Exactly as they stand, the data below are to be printed again.

(Entries from a dataset of interfaces)
—————

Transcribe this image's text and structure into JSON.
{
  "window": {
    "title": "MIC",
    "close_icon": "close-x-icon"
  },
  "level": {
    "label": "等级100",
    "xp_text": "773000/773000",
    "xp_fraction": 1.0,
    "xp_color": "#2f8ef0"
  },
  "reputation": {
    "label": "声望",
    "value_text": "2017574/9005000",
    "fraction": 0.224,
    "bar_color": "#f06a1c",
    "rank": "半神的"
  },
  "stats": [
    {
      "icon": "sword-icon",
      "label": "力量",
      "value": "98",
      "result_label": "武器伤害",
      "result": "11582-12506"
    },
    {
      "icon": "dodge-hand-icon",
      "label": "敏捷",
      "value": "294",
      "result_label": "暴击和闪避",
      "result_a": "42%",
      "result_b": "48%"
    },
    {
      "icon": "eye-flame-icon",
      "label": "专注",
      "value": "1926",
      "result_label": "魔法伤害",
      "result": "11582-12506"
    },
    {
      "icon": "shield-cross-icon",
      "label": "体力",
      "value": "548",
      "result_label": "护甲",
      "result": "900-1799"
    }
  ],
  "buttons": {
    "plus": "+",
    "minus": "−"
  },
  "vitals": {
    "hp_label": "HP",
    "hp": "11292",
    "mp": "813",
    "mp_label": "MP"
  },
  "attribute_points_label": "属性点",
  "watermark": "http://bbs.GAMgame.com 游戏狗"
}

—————

* TASK RESULT
Transcribe this image's text and structure into JSON.
{
  "window": {
    "title": "MIC",
    "close_icon": "close-x-icon"
  },
  "level": {
    "label": "等级100",
    "xp_text": "773000/773000",
    "xp_fraction": 1.0,
    "xp_color": "#2f8ef0"
  },
  "reputation": {
    "label": "声望",
    "value_text": "2017574/9005000",
    "fraction": 0.224,
    "bar_color": "#f06a1c",
    "rank": "半神的"
  },
  "stats": [
    {
      "icon": "sword-icon",
      "label": "力量",
      "value": "98",
      "result_label": "武器伤害",
      "result": "11582-12506"
    },
    {
      "icon": "dodge-hand-icon",
      "label": "敏捷",
      "value": "294",
      "result_label": "暴击和闪避",
      "result_a": "42%",
      "result_b": "48%"
    },
    {
      "icon": "eye-flame-icon",
      "label": "专注",
      "value": "1926",
      "result_label": "魔法伤害",
      "result": "11582-12506"
    },
    {
      "icon": "shield-cross-icon",
      "label": "体力",
      "value": "548",
      "result_label": "护甲",
      "result": "900-1799"
    }
  ],
  "buttons": {
    "plus": "+",
    "minus": "−"
  },
  "vitals": {
    "hp_label": "HP",
    "hp": "11292",
    "mp": "813",
    "mp_label": "MP"
  },
  "attribute_points_label": "属性点",
  "watermark": "http://bbs.GAMgame.com 游戏狗"
}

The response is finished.